But next weekend I am taking one step further: I am going to a congress organized by the Scientific Communicators of Québec (ACS in French). I am very excited but also nervous. I am used to scientific congress, particularly those related to my field (Immunology). This time, from what I see in the program, most of the background of the attendees is journalism or communication itself, with some of them having specializations in science.
What I expect from this congress is very different from others I’ve gone to. In the latter, I hoped for people to see my research and either propose and give new ideas to advance my project, or to critique (hopefully in a constructive manner) my results, so I can make it better. This time, all my expectations are based on learning. Learning what the field has and needs, and I am lucky that this is pretty much the theme this year.
As someone who has been working in academia for the past 11 years, it will be interesting to see the type of discussions that experts in scientific communication have. How do they intend to deliver the scientific message to so many different levels of public, from the daily newspaper to specialized magazines without jumping in the academic format.
What am I doing to prepare myself? I actually have an interview with one of the panelist that happens to work for the institute and she kindly accepted to see me and answer any questions I have on the field. Even better, this meeting will be just a few days before the congress so I can be more than ready.
I am doing all of this, while at the same time working on a poster for one of my more “typical” congress. I’ve talked before on how to prepare for this type of presentations, mostly for talks, but I have also mentioned to not dismiss poster presentations. Next week, I expect to give you a comparison of the two congress, while also sharing whatever I learn in the ACS on.
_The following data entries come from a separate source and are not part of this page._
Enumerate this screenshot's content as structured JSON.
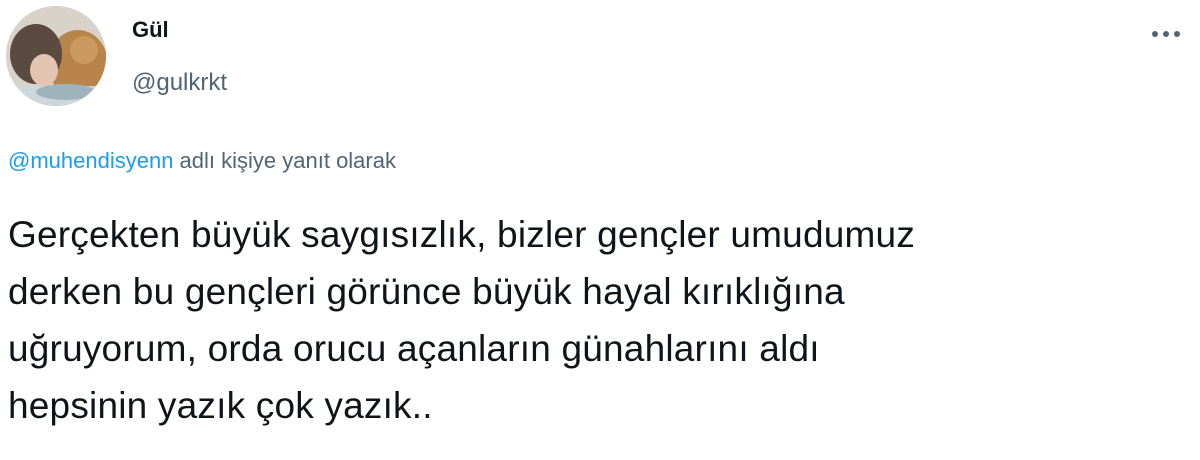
{
  "author": {
    "display_name": "Gül",
    "username": "@gulkrkt"
  },
  "icons": {
    "avatar": "profile-photo",
    "more": "more-horizontal-icon"
  },
  "reply_context": {
    "mention": "@muhendisyenn",
    "suffix": " adlı kişiye yanıt olarak"
  },
  "tweet": {
    "lines": [
      "Gerçekten büyük saygısızlık, bizler gençler umudumuz",
      "derken bu gençleri görünce büyük hayal kırıklığına",
      "uğruyorum, orda orucu açanların günahlarını aldı",
      "hepsinin yazık çok yazık.."
    ]
  },
  "colors": {
    "text_primary": "#0f1419",
    "text_secondary": "#536471",
    "link": "#1d9bf0",
    "background": "#ffffff"
  }
}
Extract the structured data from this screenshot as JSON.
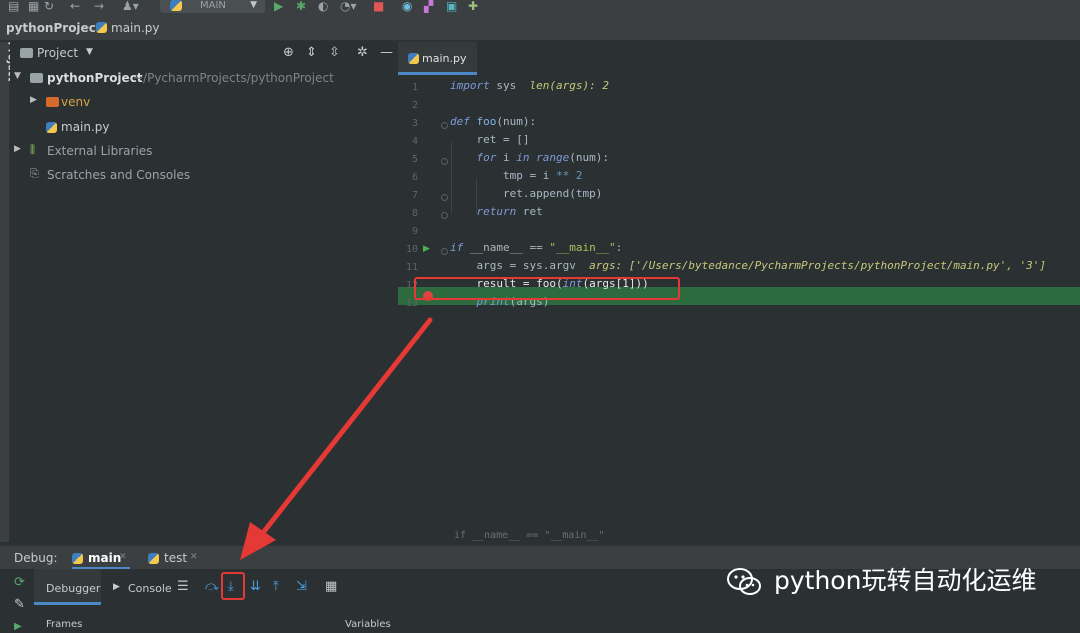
{
  "toolbar": {
    "run_config": "MAIN"
  },
  "navbar": {
    "project": "pythonProject",
    "file": "main.py"
  },
  "side_strip": {
    "label": "Project"
  },
  "project_panel": {
    "title": "Project",
    "root_name": "pythonProject",
    "root_path": "~/PycharmProjects/pythonProject",
    "items": [
      {
        "label": "venv"
      },
      {
        "label": "main.py"
      },
      {
        "label": "External Libraries"
      },
      {
        "label": "Scratches and Consoles"
      }
    ]
  },
  "editor": {
    "tab": "main.py",
    "line_numbers": [
      "1",
      "2",
      "3",
      "4",
      "5",
      "6",
      "7",
      "8",
      "9",
      "10",
      "11",
      "12",
      "13"
    ],
    "code": {
      "l1_kw": "import",
      "l1_rest": " sys  ",
      "l1_hint": "len(args): 2",
      "l3_kw": "def",
      "l3_fn": " foo",
      "l3_rest": "(num):",
      "l4": "    ret = []",
      "l5_kw": "    for",
      "l5_a": " i ",
      "l5_in": "in",
      "l5_b": " ",
      "l5_range": "range",
      "l5_c": "(num):",
      "l6_a": "        tmp = i ",
      "l6_op": "**",
      "l6_num": " 2",
      "l7": "        ret.append(tmp)",
      "l8_kw": "    return",
      "l8_rest": " ret",
      "l10_kw": "if",
      "l10_a": " __name__ == ",
      "l10_str": "\"__main__\"",
      "l10_b": ":",
      "l11_a": "    args = sys.argv  ",
      "l11_hint": "args: ['/Users/bytedance/PycharmProjects/pythonProject/main.py', '3']",
      "l12_a": "    result = foo(",
      "l12_int": "int",
      "l12_b": "(args[1]))",
      "l13_print": "    print",
      "l13_b": "(args)"
    },
    "breadcrumb": "if __name__ == \"__main__\""
  },
  "debug": {
    "label": "Debug:",
    "tabs": [
      {
        "label": "main"
      },
      {
        "label": "test"
      }
    ],
    "debugger_tab": "Debugger",
    "console_tab": "Console",
    "frames_label": "Frames",
    "variables_label": "Variables"
  },
  "watermark": {
    "text": "python玩转自动化运维"
  }
}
In the meantime, be careful with what you believe, do your research and keep doing good science.